Carmarthenshire County Council brought the prosecution against Brita Rogers, of Groesffordd Fach, who had illegally advertised the Derwen Antiques Fair, held at the National Botanic Gardens in January.
She appeared at Llanelli Magistrates Court on August 17, where she pleaded guilty to an offence under s.224 of the Town and Country Planning Act 1990 of advertising without consent. She was fined £80, with costs of £374.46 and a £30 victim surcharge.
The court heard that a council environmental enforcement officer noticed a number of advertising signs whilst on patrol in Pontyates, and in the days that followed also spotted the adverts on posts at the Pontabraham roundabout, along the A48, on directional signs along the A40, and along the High Street in St Clears.
During interview, Rogers stated that although she had not placed the signs herself, she had agreed for others to do so on her behalf.
She had previously been issued with a fixed penalty notice for flyposting in 2014, and had signed a declaration to the council that she understood she needed to seek authorisation from them before displaying further advertisements in Carmarthenshire.
In mitigation at court, Rogers said that although she had permitted other people to place advertising signs on her behalf, she thought that these would be placed on private land.
She also stated that she didn’t make a lot of profit out of the event and that she helped organise it to bring increased foot fall to the Gardens.

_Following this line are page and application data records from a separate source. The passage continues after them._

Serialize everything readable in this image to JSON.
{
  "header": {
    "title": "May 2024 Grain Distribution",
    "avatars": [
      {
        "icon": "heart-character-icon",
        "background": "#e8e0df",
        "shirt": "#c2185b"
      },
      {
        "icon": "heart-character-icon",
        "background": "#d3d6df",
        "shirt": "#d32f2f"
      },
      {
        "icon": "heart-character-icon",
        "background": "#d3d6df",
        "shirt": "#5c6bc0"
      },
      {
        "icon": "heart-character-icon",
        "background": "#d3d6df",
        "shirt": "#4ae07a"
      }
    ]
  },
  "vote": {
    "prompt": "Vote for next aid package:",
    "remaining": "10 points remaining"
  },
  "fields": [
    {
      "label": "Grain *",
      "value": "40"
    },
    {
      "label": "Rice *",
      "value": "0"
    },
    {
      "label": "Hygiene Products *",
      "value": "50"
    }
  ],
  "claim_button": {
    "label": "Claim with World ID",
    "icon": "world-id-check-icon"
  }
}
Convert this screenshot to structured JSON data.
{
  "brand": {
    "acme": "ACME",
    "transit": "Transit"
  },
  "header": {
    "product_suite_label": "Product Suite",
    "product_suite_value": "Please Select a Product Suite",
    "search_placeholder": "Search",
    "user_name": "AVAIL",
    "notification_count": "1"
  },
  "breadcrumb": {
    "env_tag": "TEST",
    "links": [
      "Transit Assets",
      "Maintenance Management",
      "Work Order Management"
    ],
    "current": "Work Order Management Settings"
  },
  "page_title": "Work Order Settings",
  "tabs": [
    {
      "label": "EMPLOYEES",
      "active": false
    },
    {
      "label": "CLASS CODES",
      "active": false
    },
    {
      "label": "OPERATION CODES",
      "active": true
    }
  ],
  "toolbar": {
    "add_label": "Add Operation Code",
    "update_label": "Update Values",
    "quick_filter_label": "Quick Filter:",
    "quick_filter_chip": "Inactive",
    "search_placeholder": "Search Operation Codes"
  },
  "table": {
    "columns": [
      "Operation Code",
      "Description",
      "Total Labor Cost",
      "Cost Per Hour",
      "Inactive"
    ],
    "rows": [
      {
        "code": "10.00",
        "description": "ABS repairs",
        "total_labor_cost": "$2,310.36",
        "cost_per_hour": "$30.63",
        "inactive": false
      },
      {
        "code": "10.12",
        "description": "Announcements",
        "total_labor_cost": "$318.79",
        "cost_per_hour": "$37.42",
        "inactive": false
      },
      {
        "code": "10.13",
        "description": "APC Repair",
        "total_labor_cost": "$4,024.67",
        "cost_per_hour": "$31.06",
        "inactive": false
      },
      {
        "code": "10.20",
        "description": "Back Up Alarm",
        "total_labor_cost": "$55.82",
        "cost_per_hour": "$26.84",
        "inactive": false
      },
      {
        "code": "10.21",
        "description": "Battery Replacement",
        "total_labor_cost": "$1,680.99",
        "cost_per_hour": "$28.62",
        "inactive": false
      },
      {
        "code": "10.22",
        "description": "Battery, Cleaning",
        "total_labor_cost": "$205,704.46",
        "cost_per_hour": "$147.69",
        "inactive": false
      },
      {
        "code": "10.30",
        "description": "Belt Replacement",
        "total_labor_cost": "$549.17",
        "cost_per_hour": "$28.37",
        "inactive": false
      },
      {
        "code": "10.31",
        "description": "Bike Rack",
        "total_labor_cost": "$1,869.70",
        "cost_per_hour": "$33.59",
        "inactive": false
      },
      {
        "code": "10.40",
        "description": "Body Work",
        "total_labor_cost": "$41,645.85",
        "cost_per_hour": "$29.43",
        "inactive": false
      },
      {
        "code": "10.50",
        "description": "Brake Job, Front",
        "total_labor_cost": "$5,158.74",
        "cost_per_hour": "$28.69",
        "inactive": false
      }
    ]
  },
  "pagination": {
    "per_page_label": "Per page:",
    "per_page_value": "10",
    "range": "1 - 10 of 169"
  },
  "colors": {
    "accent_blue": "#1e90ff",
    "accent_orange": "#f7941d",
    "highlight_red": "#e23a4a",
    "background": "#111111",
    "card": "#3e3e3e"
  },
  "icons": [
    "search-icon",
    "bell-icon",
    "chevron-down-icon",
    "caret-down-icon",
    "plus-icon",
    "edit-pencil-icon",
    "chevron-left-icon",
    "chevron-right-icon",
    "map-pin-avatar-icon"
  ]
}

Cllr Philip Hughes, Executive Board Member for enforcement, said: “Fly-posting is potentially very dangerous as it is distracting to drivers and when broken down by the weather causes litter on our roadways and verges. It is a shame, having previously been warned about fly-posting, that this lady found herself in court.”